-- WHAT NEEDS TO BE DONE --
Every line below must come back exactly as it stands, with the images omitted.

-- DATA EXTRACT --
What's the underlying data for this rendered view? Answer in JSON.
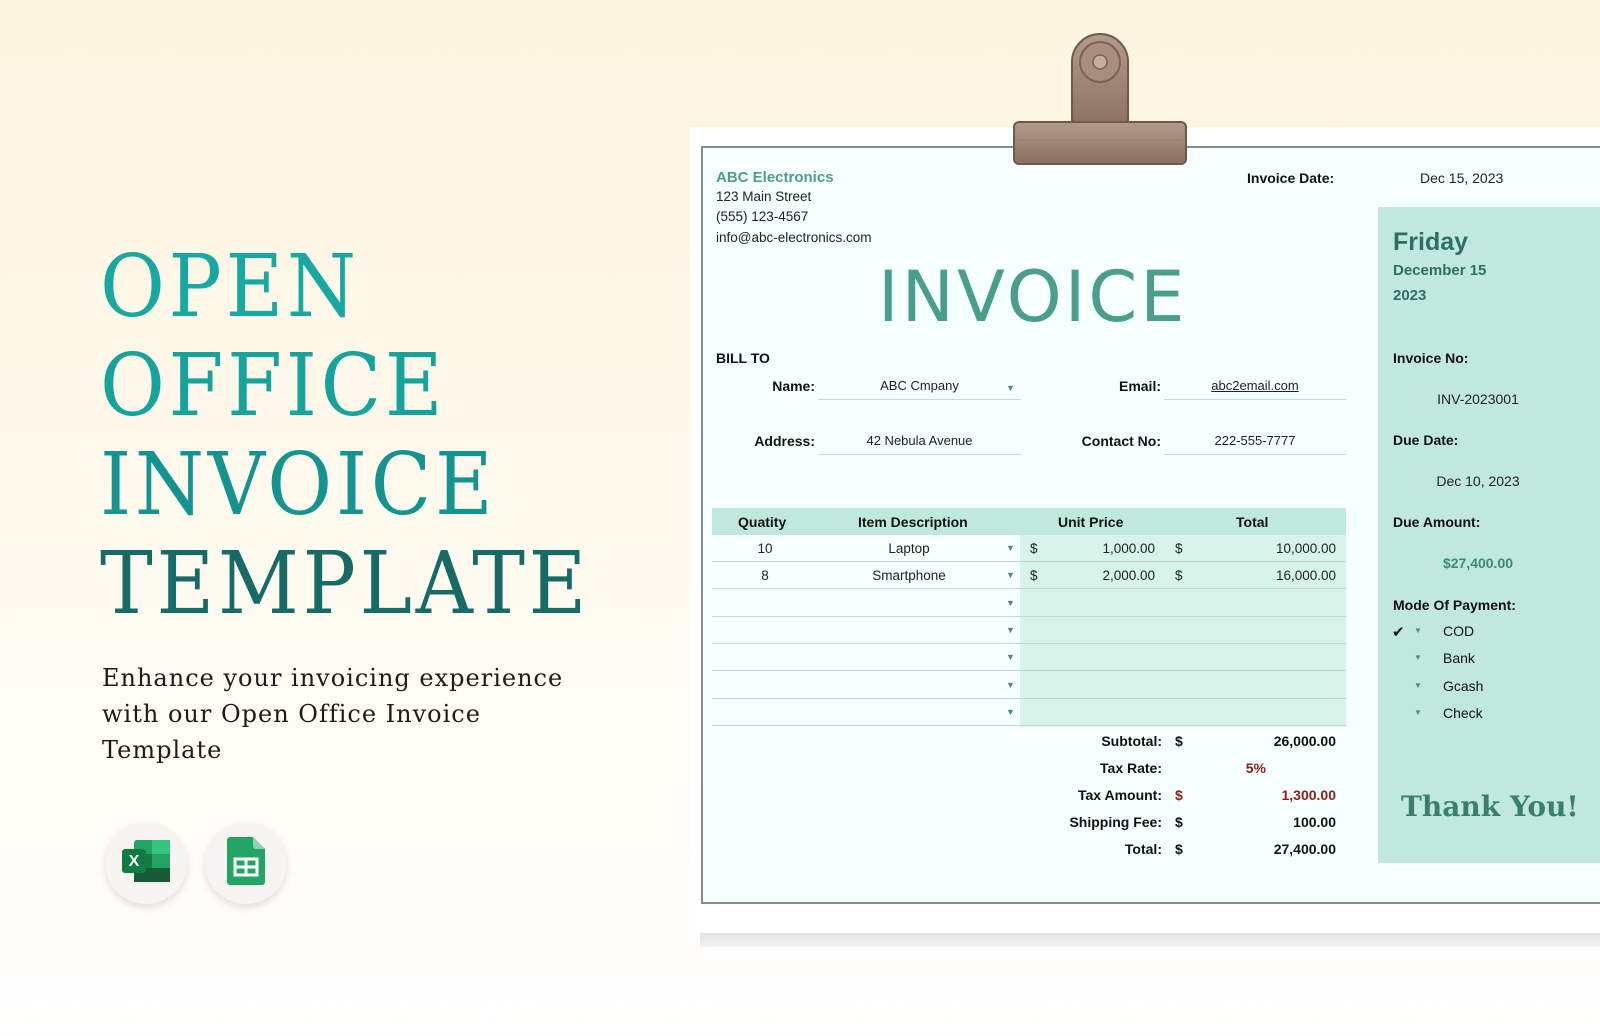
{
  "promo": {
    "title_lines": [
      "OPEN",
      "OFFICE",
      "INVOICE",
      "TEMPLATE"
    ],
    "subtitle": "Enhance your invoicing experience with our Open Office Invoice Template",
    "app_icons": [
      {
        "name": "microsoft-excel-icon",
        "glyph": "X"
      },
      {
        "name": "google-sheets-icon",
        "glyph": ""
      }
    ]
  },
  "invoice": {
    "company": {
      "name": "ABC Electronics",
      "street": "123 Main Street",
      "phone": "(555) 123-4567",
      "email": "info@abc-electronics.com"
    },
    "invoice_date_label": "Invoice Date:",
    "invoice_date_value": "Dec 15, 2023",
    "title": "INVOICE",
    "bill_to": {
      "heading": "BILL TO",
      "name_label": "Name:",
      "name_value": "ABC Cmpany",
      "email_label": "Email:",
      "email_value": "abc2email.com",
      "address_label": "Address:",
      "address_value": "42 Nebula Avenue",
      "contact_label": "Contact No:",
      "contact_value": "222-555-7777"
    },
    "table": {
      "headers": [
        "Quatity",
        "Item Description",
        "Unit Price",
        "Total"
      ],
      "rows": [
        {
          "qty": "10",
          "item": "Laptop",
          "cur1": "$",
          "unit_price": "1,000.00",
          "cur2": "$",
          "total": "10,000.00"
        },
        {
          "qty": "8",
          "item": "Smartphone",
          "cur1": "$",
          "unit_price": "2,000.00",
          "cur2": "$",
          "total": "16,000.00"
        },
        {
          "qty": "",
          "item": "",
          "cur1": "",
          "unit_price": "",
          "cur2": "",
          "total": ""
        },
        {
          "qty": "",
          "item": "",
          "cur1": "",
          "unit_price": "",
          "cur2": "",
          "total": ""
        },
        {
          "qty": "",
          "item": "",
          "cur1": "",
          "unit_price": "",
          "cur2": "",
          "total": ""
        },
        {
          "qty": "",
          "item": "",
          "cur1": "",
          "unit_price": "",
          "cur2": "",
          "total": ""
        },
        {
          "qty": "",
          "item": "",
          "cur1": "",
          "unit_price": "",
          "cur2": "",
          "total": ""
        }
      ]
    },
    "totals": {
      "subtotal_label": "Subtotal:",
      "subtotal_cur": "$",
      "subtotal": "26,000.00",
      "tax_rate_label": "Tax Rate:",
      "tax_rate": "5%",
      "tax_amount_label": "Tax Amount:",
      "tax_amount_cur": "$",
      "tax_amount": "1,300.00",
      "shipping_label": "Shipping Fee:",
      "shipping_cur": "$",
      "shipping": "100.00",
      "total_label": "Total:",
      "total_cur": "$",
      "total": "27,400.00"
    },
    "side": {
      "day": "Friday",
      "month_day": "December 15",
      "year": "2023",
      "invoice_no_label": "Invoice No:",
      "invoice_no": "INV-2023001",
      "due_date_label": "Due Date:",
      "due_date": "Dec 10, 2023",
      "due_amount_label": "Due Amount:",
      "due_amount": "$27,400.00",
      "payment_label": "Mode Of Payment:",
      "payment_options": [
        {
          "label": "COD",
          "checked": "✔"
        },
        {
          "label": "Bank",
          "checked": ""
        },
        {
          "label": "Gcash",
          "checked": ""
        },
        {
          "label": "Check",
          "checked": ""
        }
      ],
      "thanks": "Thank You!"
    },
    "colors": {
      "accent_teal": "#4b9e8c",
      "panel": "#c0e8df",
      "header_row": "#bfe9dd",
      "tax_red": "#8b1c1c"
    }
  }
}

-- OUTPUT OF THE EXERCISE --
What's the underlying data for this rendered view? Answer in JSON.
{
  "promo": {
    "title_lines": [
      "OPEN",
      "OFFICE",
      "INVOICE",
      "TEMPLATE"
    ],
    "subtitle": "Enhance your invoicing experience with our Open Office Invoice Template",
    "app_icons": [
      {
        "name": "microsoft-excel-icon",
        "glyph": "X"
      },
      {
        "name": "google-sheets-icon",
        "glyph": ""
      }
    ]
  },
  "invoice": {
    "company": {
      "name": "ABC Electronics",
      "street": "123 Main Street",
      "phone": "(555) 123-4567",
      "email": "info@abc-electronics.com"
    },
    "invoice_date_label": "Invoice Date:",
    "invoice_date_value": "Dec 15, 2023",
    "title": "INVOICE",
    "bill_to": {
      "heading": "BILL TO",
      "name_label": "Name:",
      "name_value": "ABC Cmpany",
      "email_label": "Email:",
      "email_value": "abc2email.com",
      "address_label": "Address:",
      "address_value": "42 Nebula Avenue",
      "contact_label": "Contact No:",
      "contact_value": "222-555-7777"
    },
    "table": {
      "headers": [
        "Quatity",
        "Item Description",
        "Unit Price",
        "Total"
      ],
      "rows": [
        {
          "qty": "10",
          "item": "Laptop",
          "cur1": "$",
          "unit_price": "1,000.00",
          "cur2": "$",
          "total": "10,000.00"
        },
        {
          "qty": "8",
          "item": "Smartphone",
          "cur1": "$",
          "unit_price": "2,000.00",
          "cur2": "$",
          "total": "16,000.00"
        },
        {
          "qty": "",
          "item": "",
          "cur1": "",
          "unit_price": "",
          "cur2": "",
          "total": ""
        },
        {
          "qty": "",
          "item": "",
          "cur1": "",
          "unit_price": "",
          "cur2": "",
          "total": ""
        },
        {
          "qty": "",
          "item": "",
          "cur1": "",
          "unit_price": "",
          "cur2": "",
          "total": ""
        },
        {
          "qty": "",
          "item": "",
          "cur1": "",
          "unit_price": "",
          "cur2": "",
          "total": ""
        },
        {
          "qty": "",
          "item": "",
          "cur1": "",
          "unit_price": "",
          "cur2": "",
          "total": ""
        }
      ]
    },
    "totals": {
      "subtotal_label": "Subtotal:",
      "subtotal_cur": "$",
      "subtotal": "26,000.00",
      "tax_rate_label": "Tax Rate:",
      "tax_rate": "5%",
      "tax_amount_label": "Tax Amount:",
      "tax_amount_cur": "$",
      "tax_amount": "1,300.00",
      "shipping_label": "Shipping Fee:",
      "shipping_cur": "$",
      "shipping": "100.00",
      "total_label": "Total:",
      "total_cur": "$",
      "total": "27,400.00"
    },
    "side": {
      "day": "Friday",
      "month_day": "December 15",
      "year": "2023",
      "invoice_no_label": "Invoice No:",
      "invoice_no": "INV-2023001",
      "due_date_label": "Due Date:",
      "due_date": "Dec 10, 2023",
      "due_amount_label": "Due Amount:",
      "due_amount": "$27,400.00",
      "payment_label": "Mode Of Payment:",
      "payment_options": [
        {
          "label": "COD",
          "checked": "✔"
        },
        {
          "label": "Bank",
          "checked": ""
        },
        {
          "label": "Gcash",
          "checked": ""
        },
        {
          "label": "Check",
          "checked": ""
        }
      ],
      "thanks": "Thank You!"
    },
    "colors": {
      "accent_teal": "#4b9e8c",
      "panel": "#c0e8df",
      "header_row": "#bfe9dd",
      "tax_red": "#8b1c1c"
    }
  }
}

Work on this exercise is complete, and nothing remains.